“After further discussions with the Australian government, we have come to an agreement that will allow us to support the publishers we choose to, including small and local publishers,” Campbell Brown, vice president of Global News Partnerships at Facebook, told Gizmodo over email.


“We’re restoring news on Facebook in Australia in the coming days. Going forward, the government has clarified we will retain the ability to decide if news appears on Facebook so that we won’t automatically be subject to a forced negotiation,” Brown continued.

“It’s always been our intention to support journalism in Australia and around the world, and we’ll continue to invest in news globally, and resist efforts by media conglomerates to advance regulatory frameworks that do not take account of the true value exchange between publishers and platforms like Facebook,” said Brown.

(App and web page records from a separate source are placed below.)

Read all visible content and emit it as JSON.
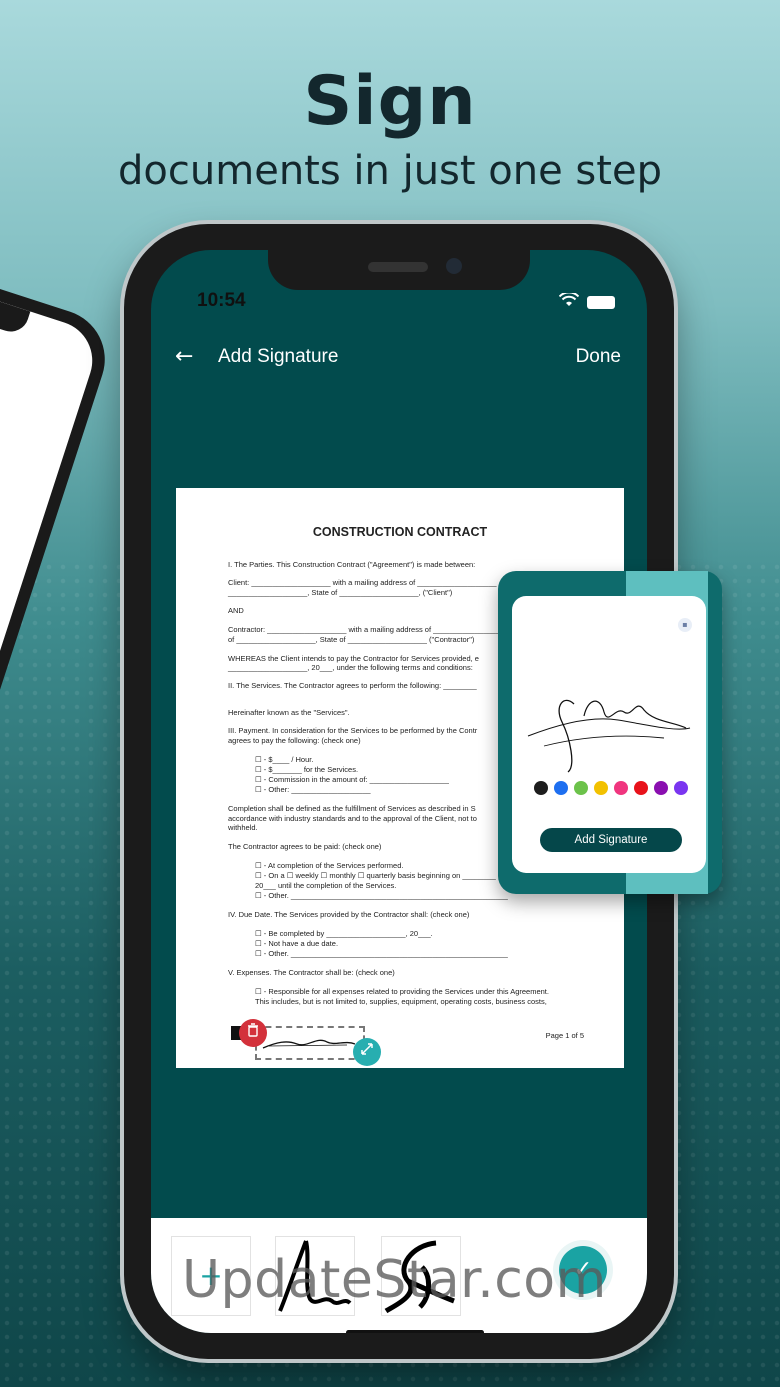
{
  "hero": {
    "title": "Sign",
    "subtitle": "documents in just one step"
  },
  "status_bar": {
    "time": "10:54",
    "wifi_icon": "wifi-icon",
    "battery_icon": "battery-icon"
  },
  "nav": {
    "back_icon": "arrow-left-icon",
    "back_glyph": "←",
    "title": "Add Signature",
    "done_label": "Done"
  },
  "document": {
    "title": "CONSTRUCTION CONTRACT",
    "lines": [
      "I. The Parties. This Construction Contract (\"Agreement\") is made between:",
      "Client: ___________________ with a mailing address of ___________________",
      "___________________, State of ___________________, (\"Client\")",
      "AND",
      "Contractor: ___________________ with a mailing address of ___________________",
      "of ___________________, State of ___________________ (\"Contractor\")",
      "WHEREAS the Client intends to pay the Contractor for Services provided, e",
      "___________________, 20___, under the following terms and conditions:",
      "II. The Services. The Contractor agrees to perform the following: ________",
      "Hereinafter known as the \"Services\".",
      "III. Payment. In consideration for the Services to be performed by the Contr",
      "agrees to pay the following: (check one)",
      "☐ - $____ / Hour.",
      "☐ - $_______ for the Services.",
      "☐ - Commission in the amount of: ___________________",
      "☐ - Other: ___________________",
      "Completion shall be defined as the fulfillment of Services as described in S",
      "accordance with industry standards and to the approval of the Client, not to",
      "withheld.",
      "The Contractor agrees to be paid: (check one)",
      "☐ - At completion of the Services performed.",
      "☐ - On a ☐ weekly ☐ monthly ☐ quarterly basis beginning on ________",
      "20___ until the completion of the Services.",
      "☐ - Other. ____________________________________________________",
      "IV. Due Date. The Services provided by the Contractor shall: (check one)",
      "☐ - Be completed by ___________________, 20___.",
      "☐ - Not have a due date.",
      "☐ - Other. ____________________________________________________",
      "V. Expenses. The Contractor shall be: (check one)",
      "☐ - Responsible for all expenses related to providing the Services under this Agreement.",
      "This includes, but is not limited to, supplies, equipment, operating costs, business costs,"
    ],
    "page_label": "Page 1 of 5",
    "delete_icon": "trash-icon",
    "resize_icon": "resize-icon"
  },
  "signature_card": {
    "clear_icon": "eraser-icon",
    "colors": [
      "#1d1d1d",
      "#1e6ff0",
      "#6cc24a",
      "#f2c100",
      "#f0357e",
      "#e8121b",
      "#8a0fb0",
      "#7a35f0"
    ],
    "button_label": "Add Signature"
  },
  "tray": {
    "add_icon": "plus-icon",
    "add_glyph": "+",
    "saved_signatures": [
      "saved-signature-1",
      "saved-signature-2"
    ],
    "confirm_icon": "check-icon",
    "confirm_glyph": "✓"
  },
  "watermark": "UpdateStar.com"
}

Facebook did not elaborate on how quickly news pages will be restored but a test by Gizmodo revealed that users still can’t post news. Anyone who tries to post a link to a news site receives a message that reads, “In response to Australian government legislation, Facebook restricts the posting of news links and all posts from news Pages in Australia. Globally, the posting and sharing of news links from Australian publications is restricted.”

Illustration for article titled Facebook Promises to Let Users Share News in Australia Again After Negotiations With Government

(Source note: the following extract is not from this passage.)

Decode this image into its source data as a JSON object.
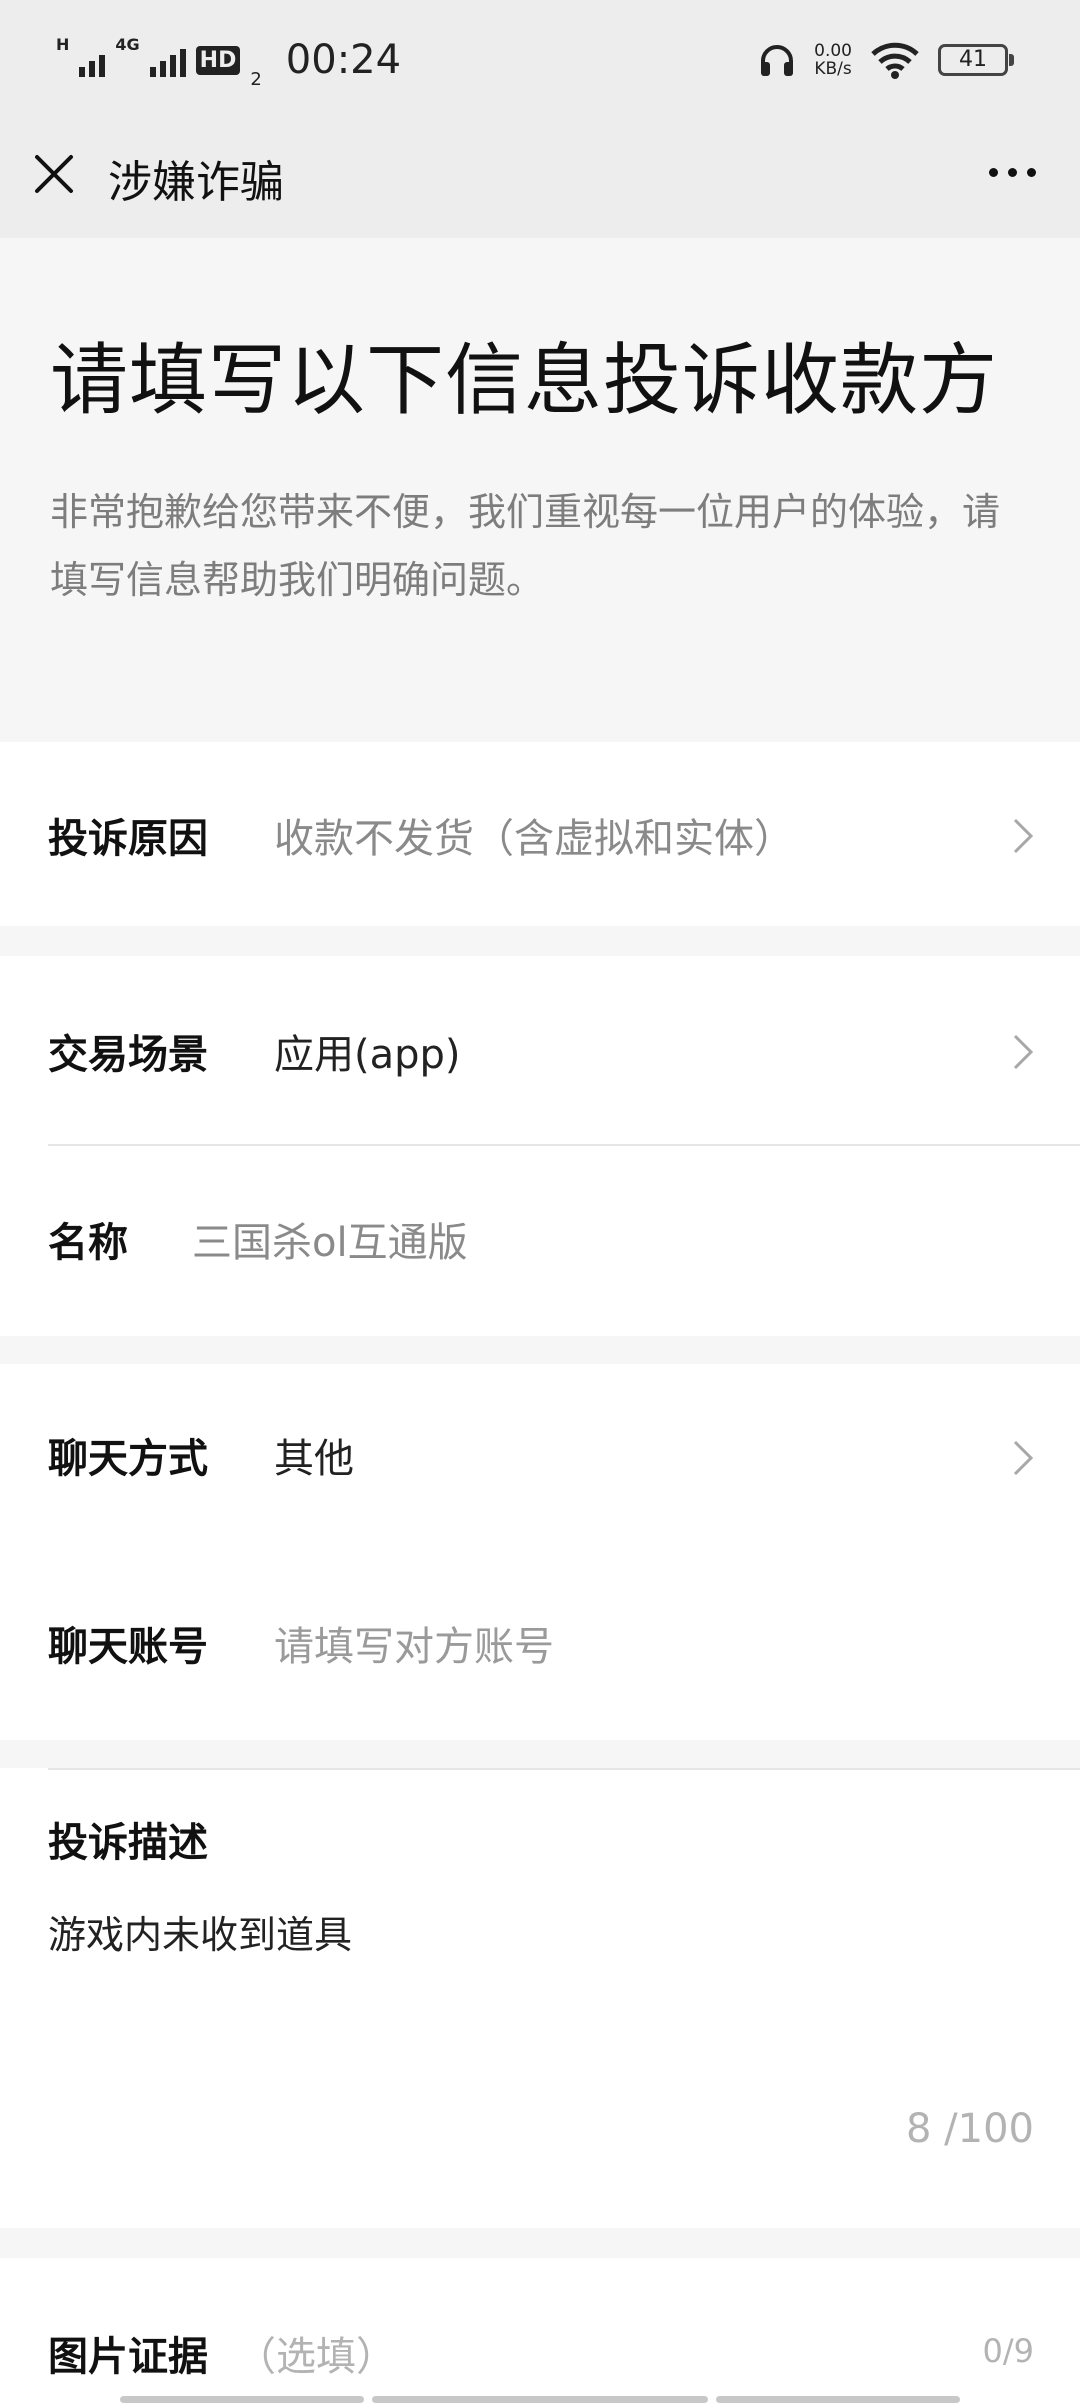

Screenshot: Facebook/Gizmodo


Frydenberg’s office published a blog post on Tuesday going into more detail about what changes they’ve floated to the Media Code that will be more palatable to Facebook’s interests:

  • a decision to designate a platform under the Code must take into account whether a digital platform has made a significant contribution to the sustainability of the Australian news industry through reaching commercial agreements with news media businesses;
  • a digital platform will be notified of the Government’s intention to designate prior to any final decision – noting that a final decision on whether or not to designate a digital platform would be made no sooner than one month from the date of notification;
  • non-differentiation provisions will not be triggered because commercial agreements resulted in different remuneration amounts or commercial outcomes that arose in the course of usual business practices; and
  • final offer arbitration is a last resort where commercial deals cannot be reached by requiring mediation, in good faith, to occur prior to arbitration for no longer than two months.


Not a bad job, from the Australian government’s point of view. They asked for the moon, and got half of it. The question becomes whether this deal actually helps publishers in Australia or if the money only goes to guys like Rupert Murdoch and his media empire.

Murdoch was the main driver behind the Media Code, so we can probably bet who will actually benefit from this new scheme. But good for you guys. Way to win one for the little guy. Or, the slightly smaller guy, as it were.